Exercise material below:
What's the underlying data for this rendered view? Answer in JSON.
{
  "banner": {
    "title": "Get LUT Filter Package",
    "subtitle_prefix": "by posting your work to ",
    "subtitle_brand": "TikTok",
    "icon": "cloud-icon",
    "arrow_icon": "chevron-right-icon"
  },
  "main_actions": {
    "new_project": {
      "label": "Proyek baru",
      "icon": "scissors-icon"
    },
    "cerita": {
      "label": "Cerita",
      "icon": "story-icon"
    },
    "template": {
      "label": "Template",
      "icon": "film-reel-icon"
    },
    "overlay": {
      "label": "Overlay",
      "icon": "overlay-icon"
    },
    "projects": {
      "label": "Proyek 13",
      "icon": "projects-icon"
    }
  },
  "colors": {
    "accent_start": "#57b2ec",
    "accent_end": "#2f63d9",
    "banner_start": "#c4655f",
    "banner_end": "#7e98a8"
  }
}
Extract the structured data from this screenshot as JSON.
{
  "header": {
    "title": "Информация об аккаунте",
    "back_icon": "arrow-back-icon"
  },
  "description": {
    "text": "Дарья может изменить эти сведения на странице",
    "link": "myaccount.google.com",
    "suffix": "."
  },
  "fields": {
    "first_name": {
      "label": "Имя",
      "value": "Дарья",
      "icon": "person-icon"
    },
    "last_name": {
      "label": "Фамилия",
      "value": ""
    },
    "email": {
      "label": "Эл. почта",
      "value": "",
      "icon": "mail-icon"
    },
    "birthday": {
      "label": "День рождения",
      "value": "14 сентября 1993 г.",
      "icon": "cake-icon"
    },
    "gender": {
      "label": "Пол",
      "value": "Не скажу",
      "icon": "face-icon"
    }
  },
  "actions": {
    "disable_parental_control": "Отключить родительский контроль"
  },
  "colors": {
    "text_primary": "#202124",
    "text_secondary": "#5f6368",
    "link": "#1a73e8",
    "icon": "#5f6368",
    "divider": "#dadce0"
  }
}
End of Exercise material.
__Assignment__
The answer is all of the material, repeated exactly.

__Result for this task__
What's the underlying data for this rendered view? Answer in JSON.
{
  "banner": {
    "title": "Get LUT Filter Package",
    "subtitle_prefix": "by posting your work to ",
    "subtitle_brand": "TikTok",
    "icon": "cloud-icon",
    "arrow_icon": "chevron-right-icon"
  },
  "main_actions": {
    "new_project": {
      "label": "Proyek baru",
      "icon": "scissors-icon"
    },
    "cerita": {
      "label": "Cerita",
      "icon": "story-icon"
    },
    "template": {
      "label": "Template",
      "icon": "film-reel-icon"
    },
    "overlay": {
      "label": "Overlay",
      "icon": "overlay-icon"
    },
    "projects": {
      "label": "Proyek 13",
      "icon": "projects-icon"
    }
  },
  "colors": {
    "accent_start": "#57b2ec",
    "accent_end": "#2f63d9",
    "banner_start": "#c4655f",
    "banner_end": "#7e98a8"
  }
}
Extract the structured data from this screenshot as JSON.
{
  "header": {
    "title": "Информация об аккаунте",
    "back_icon": "arrow-back-icon"
  },
  "description": {
    "text": "Дарья может изменить эти сведения на странице",
    "link": "myaccount.google.com",
    "suffix": "."
  },
  "fields": {
    "first_name": {
      "label": "Имя",
      "value": "Дарья",
      "icon": "person-icon"
    },
    "last_name": {
      "label": "Фамилия",
      "value": ""
    },
    "email": {
      "label": "Эл. почта",
      "value": "",
      "icon": "mail-icon"
    },
    "birthday": {
      "label": "День рождения",
      "value": "14 сентября 1993 г.",
      "icon": "cake-icon"
    },
    "gender": {
      "label": "Пол",
      "value": "Не скажу",
      "icon": "face-icon"
    }
  },
  "actions": {
    "disable_parental_control": "Отключить родительский контроль"
  },
  "colors": {
    "text_primary": "#202124",
    "text_secondary": "#5f6368",
    "link": "#1a73e8",
    "icon": "#5f6368",
    "divider": "#dadce0"
  }
}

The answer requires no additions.